    >This may help as a starting point:
    >http://java.sun.com/docs/books/tutorial/uiswing/components/progress.html

    Thanks very much.
    >
    >it outlines some of the common problems, solutions, gotchas etc.
    >
    >Also, essential reading before using threads in Swing is this section:
    >http://java.sun.com/docs/books/tutorial/uiswing/misc/threads.html

    Does it matter I'm using SWT instead of Swing?
    >
    >Progress bars are very simple in concept, but quite difficult to realize.

    I think I can get along with a progress indicator instead of a progress bar,
    i.e. a changing textual indication of where the processing is at rather than a
    bar that creeps along from point a to point b. I wonder if that makes it any
    easier or not...
    Jeff Kish
     
    Jeff Kish, Apr 11, 2006
    #5
  6. Jeff Kish

    Nigel Wade Guest

    Jeff Kish wrote:

    > On Tue, 11 Apr 2006 09:48:01 +0100, Nigel Wade <> wrote:
    >
    >>Jeff Kish wrote:
    >>
    >>> Actually I did (google), and I just got a bit confused as to the generally
    >>> accepted best way - you know putting the thread/dialog thing all together

    and
    >>> retrofitting it into my app.

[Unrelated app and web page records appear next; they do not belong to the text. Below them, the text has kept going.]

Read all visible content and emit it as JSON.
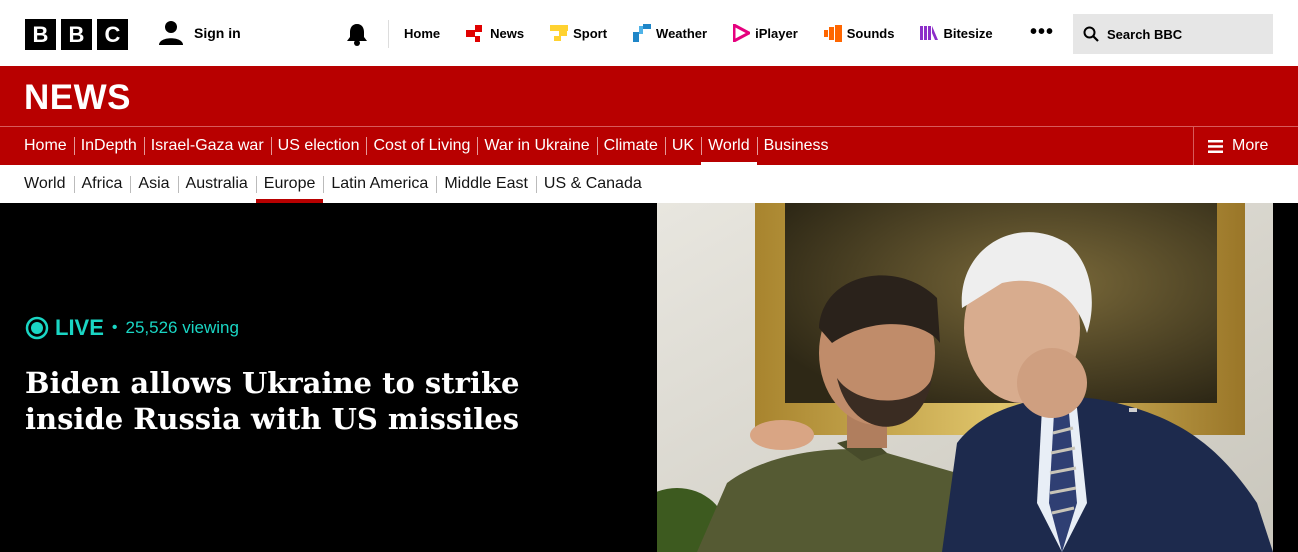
{
  "header": {
    "logo_letters": [
      "B",
      "B",
      "C"
    ],
    "sign_in": "Sign in",
    "nav": [
      {
        "label": "Home",
        "icon": "none"
      },
      {
        "label": "News",
        "icon": "news-icon",
        "color": "#e00000"
      },
      {
        "label": "Sport",
        "icon": "sport-icon",
        "color": "#ffd230"
      },
      {
        "label": "Weather",
        "icon": "weather-icon",
        "color": "#1f86c8"
      },
      {
        "label": "iPlayer",
        "icon": "iplayer-icon",
        "color": "#e6007e"
      },
      {
        "label": "Sounds",
        "icon": "sounds-icon",
        "color": "#ff6600"
      },
      {
        "label": "Bitesize",
        "icon": "bitesize-icon",
        "color": "#8d2fc9"
      }
    ],
    "more_dots": "•••",
    "search_label": "Search BBC"
  },
  "news_banner": {
    "title": "NEWS"
  },
  "main_nav": {
    "items": [
      "Home",
      "InDepth",
      "Israel-Gaza war",
      "US election",
      "Cost of Living",
      "War in Ukraine",
      "Climate",
      "UK",
      "World",
      "Business"
    ],
    "active": "World",
    "more_label": "More"
  },
  "sub_nav": {
    "items": [
      "World",
      "Africa",
      "Asia",
      "Australia",
      "Europe",
      "Latin America",
      "Middle East",
      "US & Canada"
    ],
    "active": "Europe"
  },
  "hero": {
    "live_label": "LIVE",
    "viewing": "25,526 viewing",
    "headline": "Biden allows Ukraine to strike inside Russia with US missiles"
  },
  "colors": {
    "brand_red": "#b80000",
    "live_teal": "#1ad6c4"
  }
}
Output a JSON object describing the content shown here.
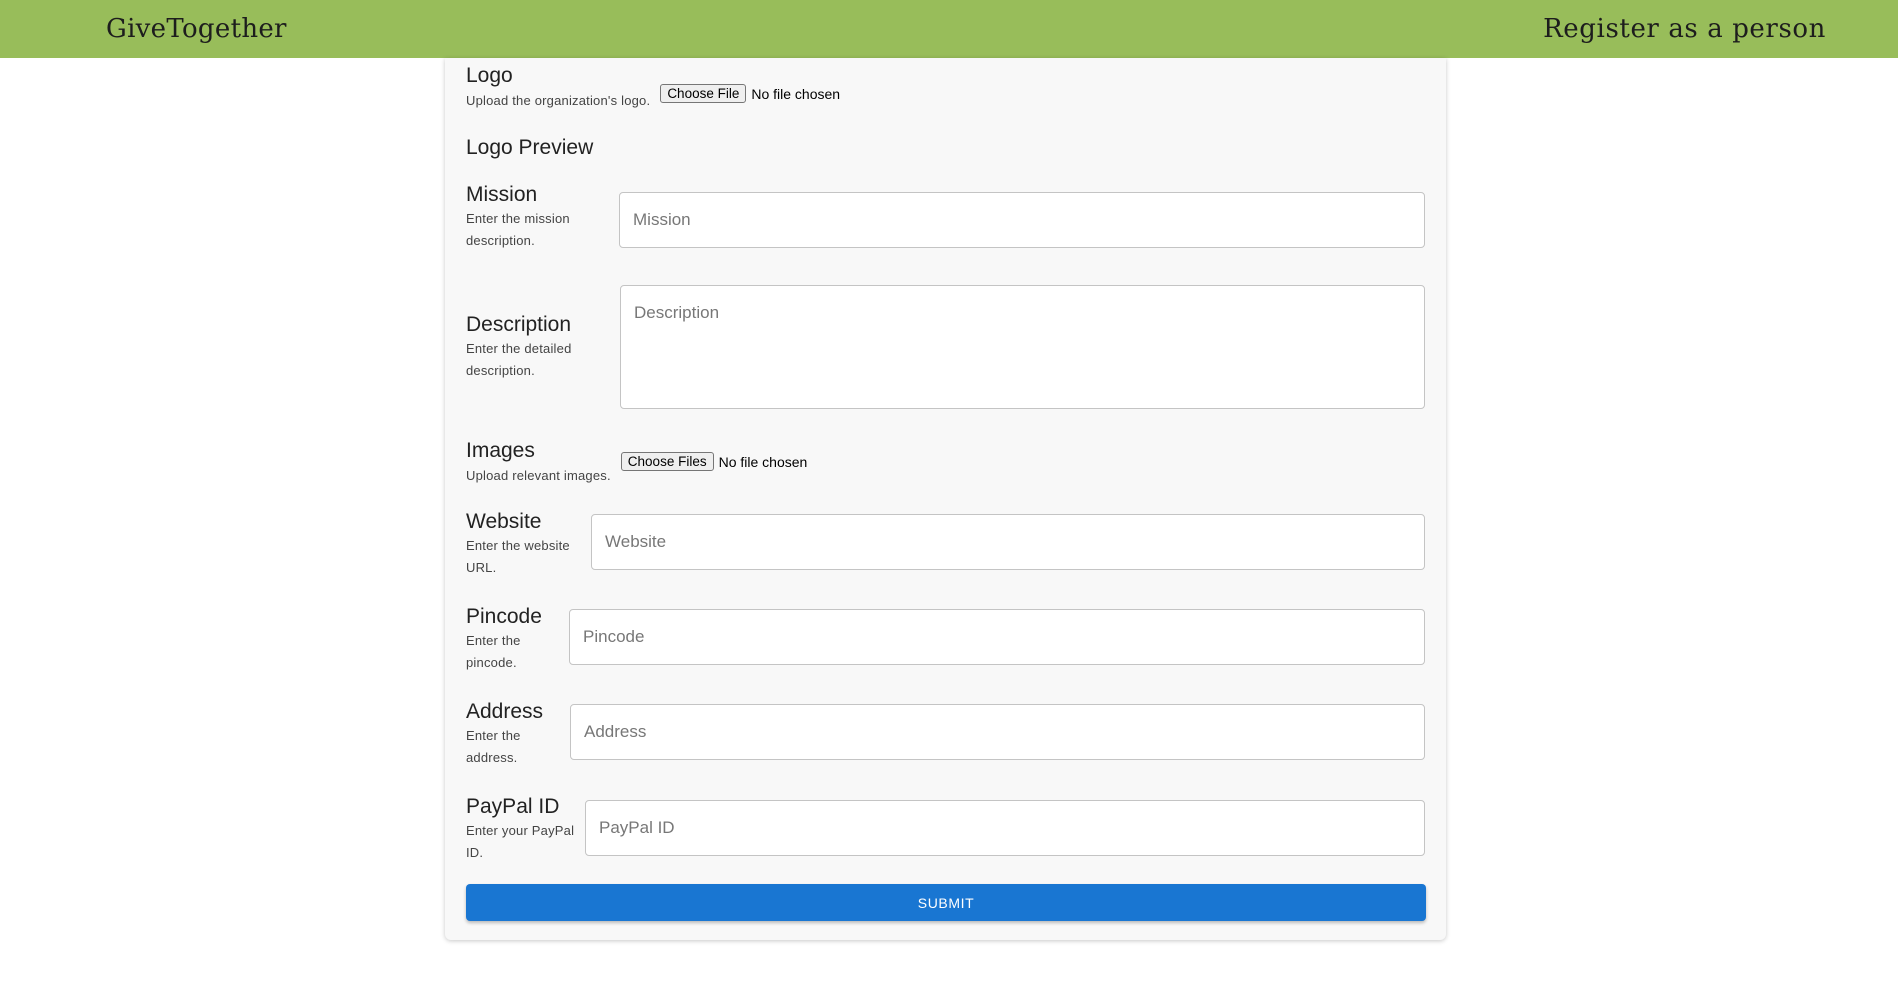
{
  "header": {
    "brand": "GiveTogether",
    "register_link": "Register as a person"
  },
  "form": {
    "logo": {
      "label": "Logo",
      "help": "Upload the organization's logo.",
      "button": "Choose File",
      "status": "No file chosen"
    },
    "logo_preview": {
      "title": "Logo Preview"
    },
    "mission": {
      "label": "Mission",
      "help_line1": "Enter the mission",
      "help_line2": "description.",
      "placeholder": "Mission",
      "value": ""
    },
    "description": {
      "label": "Description",
      "help_line1": "Enter the detailed",
      "help_line2": "description.",
      "placeholder": "Description",
      "value": ""
    },
    "images": {
      "label": "Images",
      "help": "Upload relevant images.",
      "button": "Choose Files",
      "status": "No file chosen"
    },
    "website": {
      "label": "Website",
      "help_line1": "Enter the website",
      "help_line2": "URL.",
      "placeholder": "Website",
      "value": ""
    },
    "pincode": {
      "label": "Pincode",
      "help_line1": "Enter the",
      "help_line2": "pincode.",
      "placeholder": "Pincode",
      "value": ""
    },
    "address": {
      "label": "Address",
      "help_line1": "Enter the",
      "help_line2": "address.",
      "placeholder": "Address",
      "value": ""
    },
    "paypal": {
      "label": "PayPal ID",
      "help_line1": "Enter your PayPal",
      "help_line2": "ID.",
      "placeholder": "PayPal ID",
      "value": ""
    },
    "submit_label": "SUBMIT"
  },
  "colors": {
    "header_bg": "#98bd5a",
    "primary": "#1976d2",
    "card_bg": "#f8f8f8"
  }
}
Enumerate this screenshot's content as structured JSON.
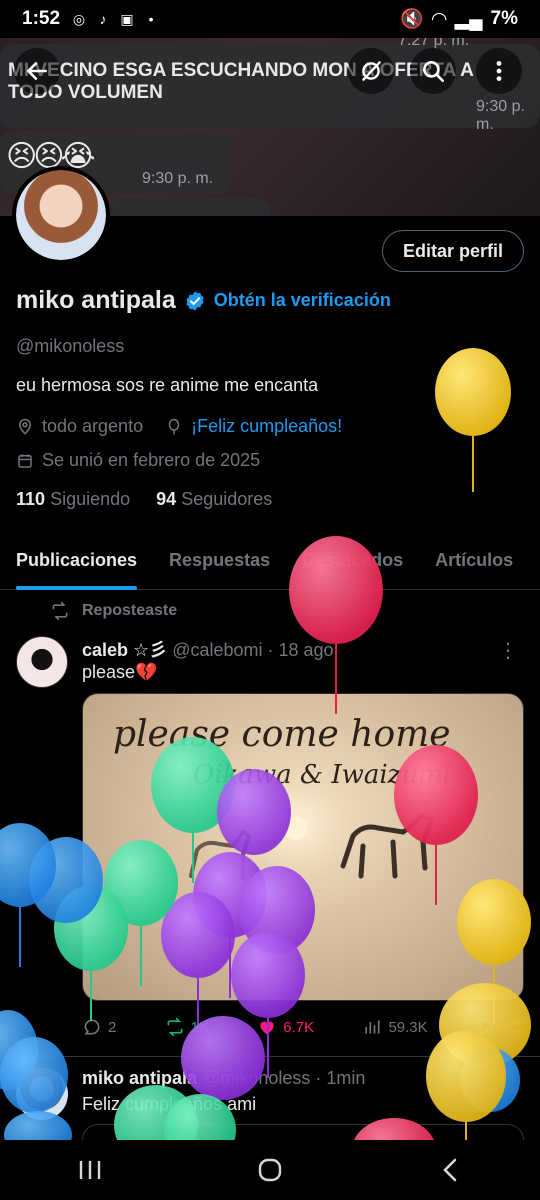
{
  "status_bar": {
    "time": "1:52",
    "battery": "7%"
  },
  "banner": {
    "message": "MI VECINO ESGA ESCUCHANDO MON A OFERTA A TODO VOLUMEN",
    "message_time": "9:30 p. m.",
    "emojis": "😣😣😭",
    "emoji_time": "9:30 p. m.",
    "top_time": "7:27 p. m."
  },
  "header": {
    "edit_profile": "Editar perfil"
  },
  "profile": {
    "name": "miko antipala",
    "verify_link": "Obtén la verificación",
    "handle": "@mikonoless",
    "bio": "eu hermosa sos re anime me encanta",
    "location": "todo argento",
    "birthday": "¡Feliz cumpleaños!",
    "joined": "Se unió en febrero de 2025",
    "following_count": "110",
    "following_label": "Siguiendo",
    "followers_count": "94",
    "followers_label": "Seguidores"
  },
  "tabs": [
    {
      "label": "Publicaciones"
    },
    {
      "label": "Respuestas"
    },
    {
      "label": "Destacados"
    },
    {
      "label": "Artículos"
    }
  ],
  "post": {
    "repost_label": "Reposteaste",
    "author": "caleb ☆彡",
    "handle_time": "@calebomi · 18 ago",
    "text": "please💔",
    "media_title": "please come home",
    "media_subtitle": "Oikawa & Iwaizumi",
    "replies": "2",
    "reposts": "1K",
    "likes": "6.7K",
    "views": "59.3K"
  },
  "post2": {
    "author": "miko antipala",
    "handle_time": "@mikonoless · 1min",
    "text": "Feliz cumpleaños ami"
  },
  "colors": {
    "accent": "#1d9bf0",
    "like": "#f91880",
    "background": "#000000",
    "balloon_yellow": "#e8c01e",
    "balloon_red": "#e8305e",
    "balloon_green": "#2fd69a",
    "balloon_purple": "#9a3be0",
    "balloon_blue": "#2a8ee8"
  }
}
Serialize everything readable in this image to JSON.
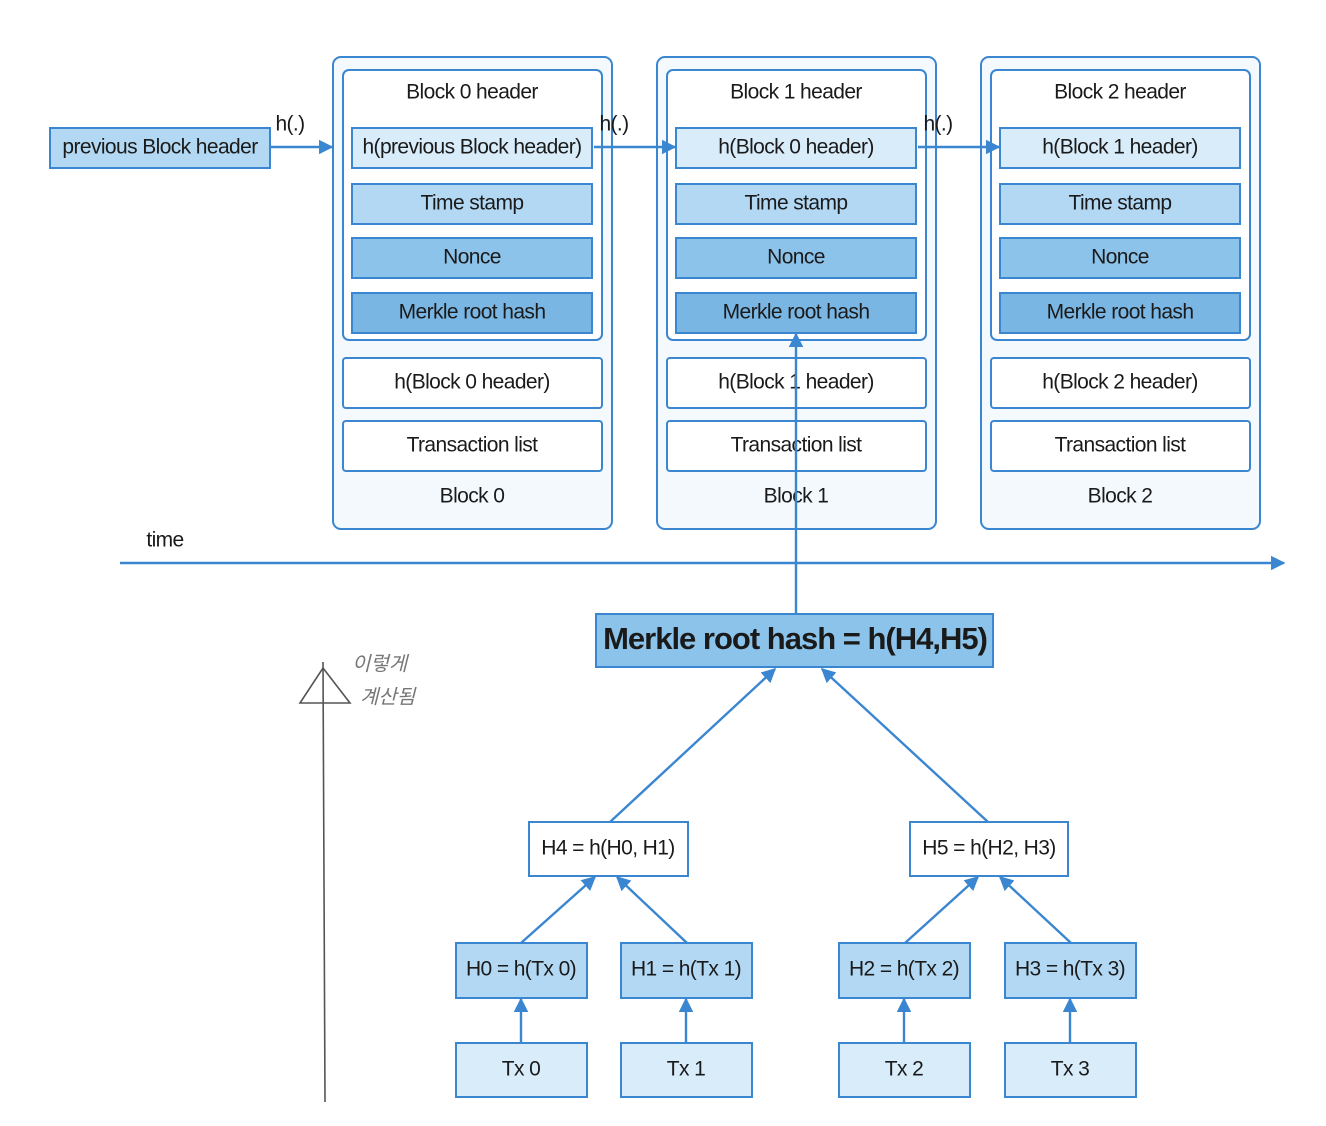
{
  "colors": {
    "border": "#3a86d0",
    "light": "#d9ecfa",
    "medium": "#b3d8f3",
    "dark": "#8cc3ea",
    "header_fill": "#ffffff"
  },
  "previous_block": "previous Block header",
  "hash_label": "h(.)",
  "blocks": [
    {
      "header_title": "Block 0 header",
      "prev_hash": "h(previous Block header)",
      "timestamp": "Time stamp",
      "nonce": "Nonce",
      "merkle": "Merkle root hash",
      "block_hash": "h(Block 0 header)",
      "tx_list": "Transaction list",
      "label": "Block 0"
    },
    {
      "header_title": "Block 1 header",
      "prev_hash": "h(Block 0 header)",
      "timestamp": "Time stamp",
      "nonce": "Nonce",
      "merkle": "Merkle root hash",
      "block_hash": "h(Block 1 header)",
      "tx_list": "Transaction list",
      "label": "Block 1"
    },
    {
      "header_title": "Block 2 header",
      "prev_hash": "h(Block 1 header)",
      "timestamp": "Time stamp",
      "nonce": "Nonce",
      "merkle": "Merkle root hash",
      "block_hash": "h(Block 2 header)",
      "tx_list": "Transaction list",
      "label": "Block 2"
    }
  ],
  "time_label": "time",
  "merkle_root": "Merkle root hash = h(H4,H5)",
  "level1": [
    "H4 = h(H0, H1)",
    "H5 = h(H2, H3)"
  ],
  "level0": [
    "H0 = h(Tx 0)",
    "H1 = h(Tx 1)",
    "H2 = h(Tx 2)",
    "H3 = h(Tx 3)"
  ],
  "transactions": [
    "Tx 0",
    "Tx 1",
    "Tx 2",
    "Tx 3"
  ],
  "handwritten_note": [
    "이렇게",
    "계산됨"
  ]
}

I figured the processing should move into its

    own
    >>> thread, and then a progress dialog should get displayed, but also allow
    >>> communication with the main thread in case it decides to terminate. I'll

    study
    >>> the google results more.
    >>>

    >>
    >>This may help as a starting point:
    >>http://java.sun.com/docs/books/tutorial/uiswing/components/progress.html

    > Thanks very much.
    >>
    >>it outlines some of the common problems, solutions, gotchas etc.
    >>
    >>Also, essential reading before using threads in Swing is this section:
    >>http://java.sun.com/docs/books/tutorial/uiswing/misc/threads.html

    > Does it matter I'm using SWT instead of Swing?


    Sorry, I missed that point.

    I'm afraid I don't know, I've not used SWT . I don't even know if the
    multi-threading issues are the same.

    --
    Nigel Wade, System Administrator, Space Plasma Physics Group,
    University of Leicester, Leicester, LE1 7RH, UK
    E-mail :
    Phone : +44 (0)116 2523548, Fax : +44 (0)116 2523555
     
    Nigel Wade, Apr 12, 2006
    #6
    1. Advertising

Want to reply to this thread or ask your own question?

It takes just 2 minutes to sign up (and it's free!). Just click the sign up button to choose a username and then you can ask your own questions on the forum.
Similar Threads
  1. Henry Law
    Replies:
    2
    Views:
    2,983
  2. Replies:
    1
    Views:
    401
    Jason Whitlark
    Jul 25, 2003
  3. Ramon F Herrera

    Where can I download SWT? (SWT homepage)

    Ramon F Herrera, Dec 5, 2007, in forum: Java
    Replies:
    11
    Views:
    4,054
    Ramon F Herrera
    Dec 6, 2007
  4. Replies:
    9
    Views:
    1,785
    Piet van Oostrum
    Jul 26, 2009
  5. A@Rome
    Replies:
    1
    Views:
    120
    A@Rome
    Dec 9, 2004
Loading...

Share This Page